That's right: it's election time. Local elections, to be precise. Officially, I still live it my parents' house; it's easier to get some mail there and better than having to update my driver's license and voting precinct every year when I switch apartments at school. I figure rights and responsibilities are two sides of the same coin, and thus not only do I have a right to vote but also a responsibility to vote (and to become informed about my choices). Just as importantly, I figure that I forfeit my right to complain about any elected official in my district in whose election I didn't vote. Now, for local elections there's only so much at stake. If someone on the Soil and Water Board is in favor of embryonic stem cell research it's not exactly a deal-breaker for me. Besides, being Fairfax County, my state senator, delegate, county sheriff, and district representative to the school board were all Democrats running unopposed. The Soil and Water Board had three incumbents (two Democrats and one Republican) running unopposed with one Green challenger.

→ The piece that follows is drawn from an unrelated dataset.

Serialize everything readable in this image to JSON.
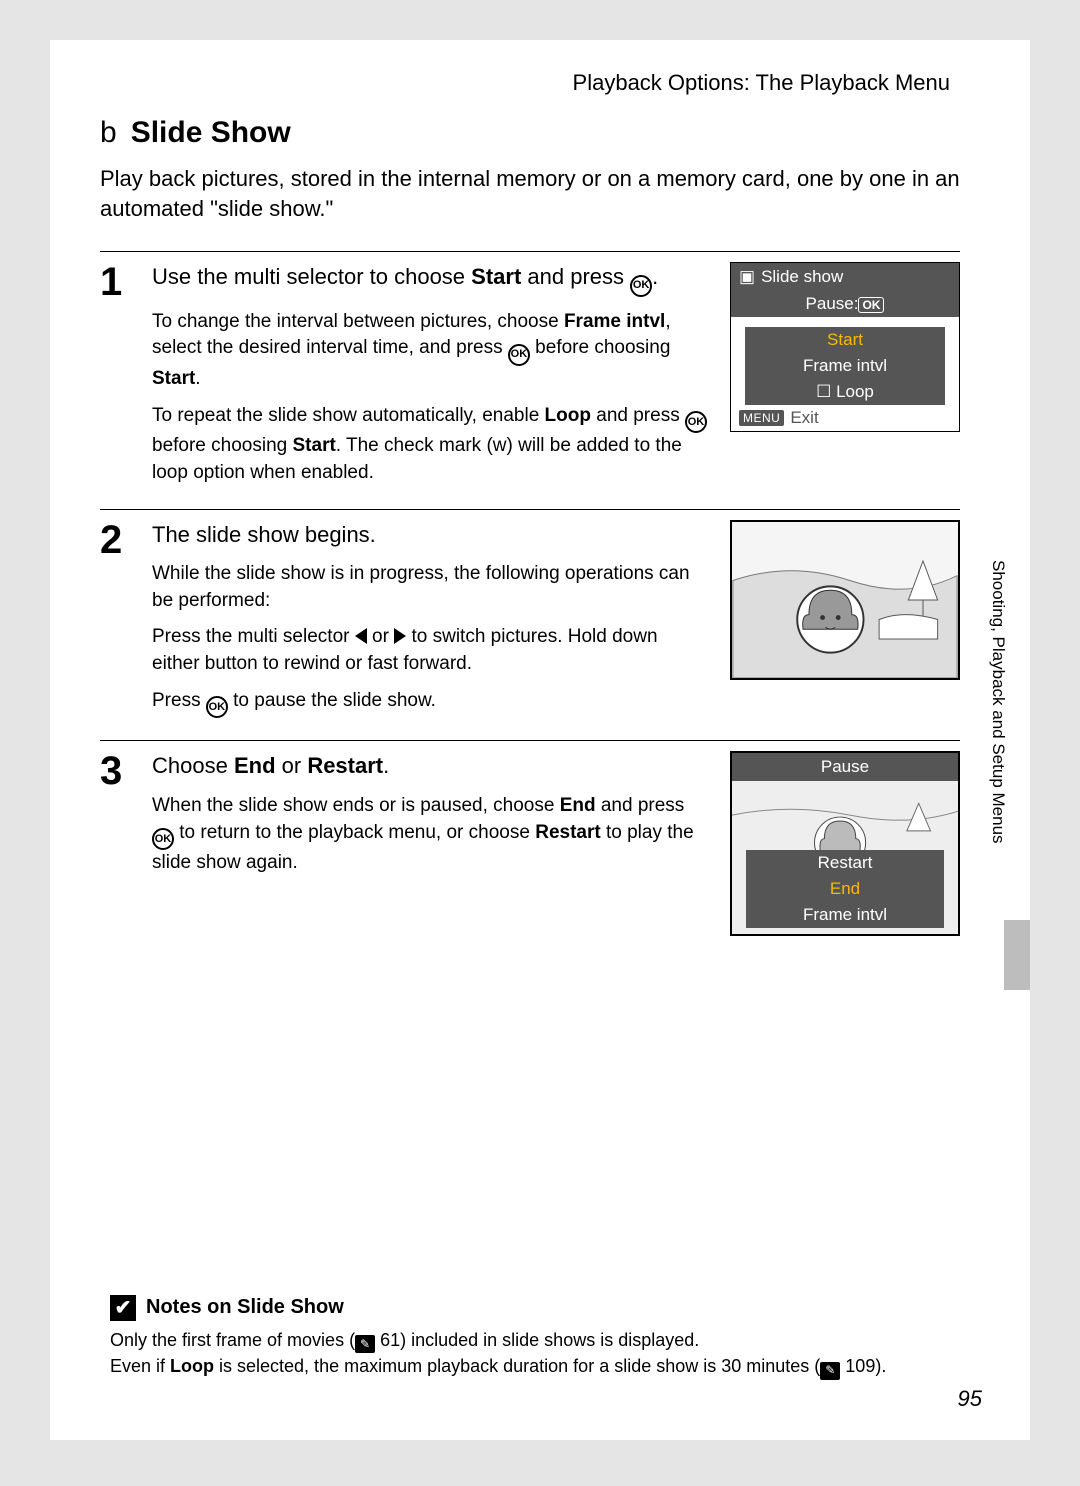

After doing a quick check of each candidate's website or blurb in the newspapers, I came up with my list. At least one Republican, Democrat, and Independent (in a race where party could be listed) candidate received my vote. I generally write in a candidate when someone runs unopposed and continued that trend today. As for the rest, these were my criteria:

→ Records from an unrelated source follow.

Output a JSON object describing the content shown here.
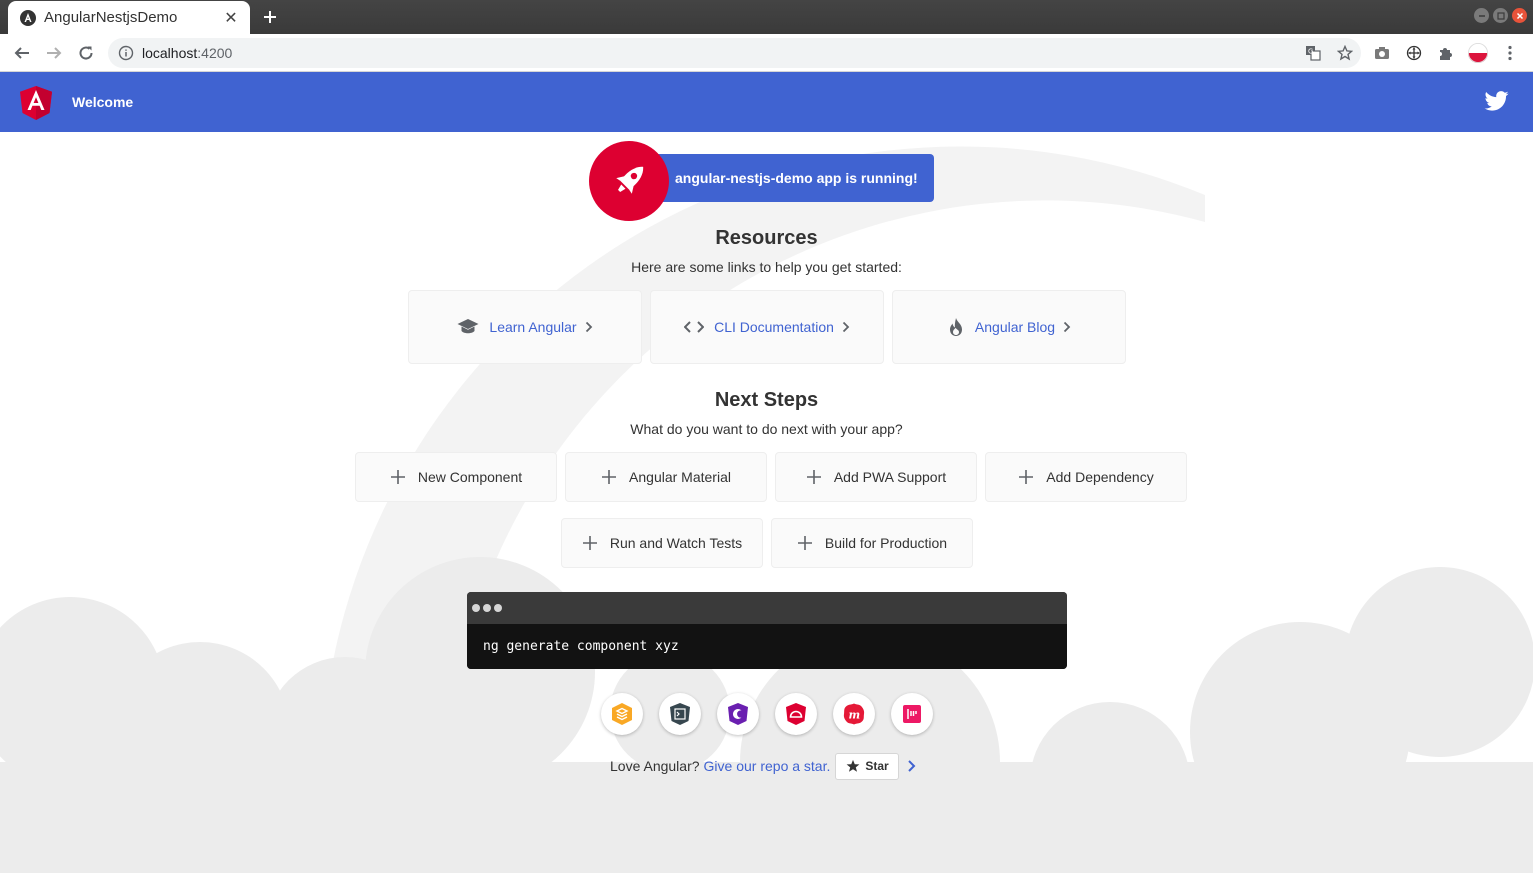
{
  "browser": {
    "tab_title": "AngularNestjsDemo",
    "tab_favicon": "angular-icon",
    "url_host": "localhost",
    "url_port": ":4200"
  },
  "app": {
    "header_title": "Welcome",
    "running_text": "angular-nestjs-demo app is running!",
    "resources_title": "Resources",
    "resources_subtitle": "Here are some links to help you get started:",
    "resources": [
      {
        "label": "Learn Angular",
        "icon": "graduation-cap-icon"
      },
      {
        "label": "CLI Documentation",
        "icon": "code-icon"
      },
      {
        "label": "Angular Blog",
        "icon": "fire-icon"
      }
    ],
    "next_steps_title": "Next Steps",
    "next_steps_subtitle": "What do you want to do next with your app?",
    "steps": [
      {
        "label": "New Component"
      },
      {
        "label": "Angular Material"
      },
      {
        "label": "Add PWA Support"
      },
      {
        "label": "Add Dependency"
      },
      {
        "label": "Run and Watch Tests"
      },
      {
        "label": "Build for Production"
      }
    ],
    "terminal_command": "ng generate component xyz",
    "footer_love": "Love Angular?",
    "footer_link": "Give our repo a star.",
    "star_label": "Star"
  },
  "colors": {
    "brand_blue": "#4063d1",
    "angular_red": "#dd0031"
  }
}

-One-party rule is a bad thing; in Fairfax County this means that Republicans get a +1 in my consideration
-If they're a challenged incumbent and seem to have been doing an okay (no positions to which I strongly object) job, they get my vote. The other side of this is that I'll risk a new guy if the incumbent is incompetent or seems to be in it for his own gain (like a certain incumbent who seems to be using his legitimate authority to reclassify objectionable things as nonobjectionable and look better to those who don't look too closely)
-Competency is good; being a busybody is bad
-Being a veteran gives you bonus points in my consideration, as does having a family and being a member of a church
So with all that in mind I went in to vote absentee-in-person at one of the satellite government centers. The hours for doing this are all day at the main government center and at the satellite centers on Saturday, but only 3:30-7:30 on weekdays. I couldn't find the polling station and had the following conversation with the receptionist:
Me: "Um, hi. I was wondering where I could go vote absentee-in-person."
Receptionist: "You can do it here, but not until 3:30."
Me: "Wait, what?"
Receptionist: "The station doesn't open until 3:30 during the week."
Me: "Isn't today Saturday?"
Receptionist: [blinks] "You're joking."
Me: "Oh. That's right; I'm usually only here on the weekends."
Now, in my defense, I had originally been planning to be back on Saturday, not Wednesday. Since my 5PM class yesterday had been cancelled it felt like a weekend. In any case, I drove to the main government center in Fairfax and voted there. They gave me a sticker.
I encourage you to take an hour and do a quick once-over of the candidates for any local races you have coming up. Tuesday is election day; you should have the day off. A lot of these races only garner a few thousand votes (if that), and every election you hear of some race that got won by a handful of votes (sometimes even a single vote).
[As for the song, "gabber robots" seems like a decent description of politicians to me (especially Al Gore and Mitt Romney). Okay, that parenthetical remark was kind of a cheap shot. To make up for it, I present an internet fad that occurred during my Freshman year of college: All Your Base Are Belong To Us. The video is the first part of a horribly mistranslated Japanese video game, followed by a lot of photoshopping. The music is called "Invasion of the Gabber Robots" and is actually a pretty good, if sad, song if you like that style. Why sad? It's sad because the good guys lose. This takes some knowledge of both video games and some creativity, but bear with me. The driving pulse is the relentless, monolithic enemy. The high-pitched melodic line is the "good guys." Everything else is "mood" and tells the story. Listening to the melodic line, at around 2:10 you have the good guys doing well. They're not doing anything seriously harmful, but are doing the equivalent of dispatching the ineffective minions of the enemy. At about 2:33, they start doing real damage and you begin to think that they've got a chance. At 2:46, however, it becomes apparent that their efforts are futile; they're doomed no matter what. At 3:10 the good guys are continuing the fight, even though they know there's no hope of victory. After their theme dies out, there's a pause...and now you know that whatever the good guys were defending is now facing the enemy themselves.
Okay, so maybe it's just a song. Still, I like the story. Insert Battlestar Galactica references if you'd like.]